(Beginning of Excerpted data)

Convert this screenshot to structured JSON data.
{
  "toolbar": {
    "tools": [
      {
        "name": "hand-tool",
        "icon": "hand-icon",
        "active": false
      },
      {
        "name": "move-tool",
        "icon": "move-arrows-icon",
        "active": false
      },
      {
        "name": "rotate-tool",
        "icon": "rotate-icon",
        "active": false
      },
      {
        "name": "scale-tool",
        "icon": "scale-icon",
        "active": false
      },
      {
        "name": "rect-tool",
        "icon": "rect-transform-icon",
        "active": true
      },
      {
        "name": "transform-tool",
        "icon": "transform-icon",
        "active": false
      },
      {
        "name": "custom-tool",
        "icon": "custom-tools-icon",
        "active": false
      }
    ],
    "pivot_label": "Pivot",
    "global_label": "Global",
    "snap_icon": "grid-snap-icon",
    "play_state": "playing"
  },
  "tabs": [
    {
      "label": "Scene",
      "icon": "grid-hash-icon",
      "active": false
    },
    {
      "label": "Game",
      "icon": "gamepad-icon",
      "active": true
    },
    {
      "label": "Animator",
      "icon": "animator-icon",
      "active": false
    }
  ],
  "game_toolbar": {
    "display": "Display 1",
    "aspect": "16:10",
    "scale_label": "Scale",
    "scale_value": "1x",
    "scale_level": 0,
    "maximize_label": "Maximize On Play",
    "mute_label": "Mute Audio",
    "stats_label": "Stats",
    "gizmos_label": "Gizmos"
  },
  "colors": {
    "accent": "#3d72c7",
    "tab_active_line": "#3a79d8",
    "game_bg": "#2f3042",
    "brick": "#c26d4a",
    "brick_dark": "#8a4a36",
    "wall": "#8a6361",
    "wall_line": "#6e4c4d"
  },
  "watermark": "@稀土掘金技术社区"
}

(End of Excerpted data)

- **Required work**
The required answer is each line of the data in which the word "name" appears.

- **Answer to this problem**
        "name": "hand-tool",
        "name": "move-tool",
        "name": "rotate-tool",
        "name": "scale-tool",
        "name": "rect-tool",
        "name": "transform-tool",
        "name": "custom-tool",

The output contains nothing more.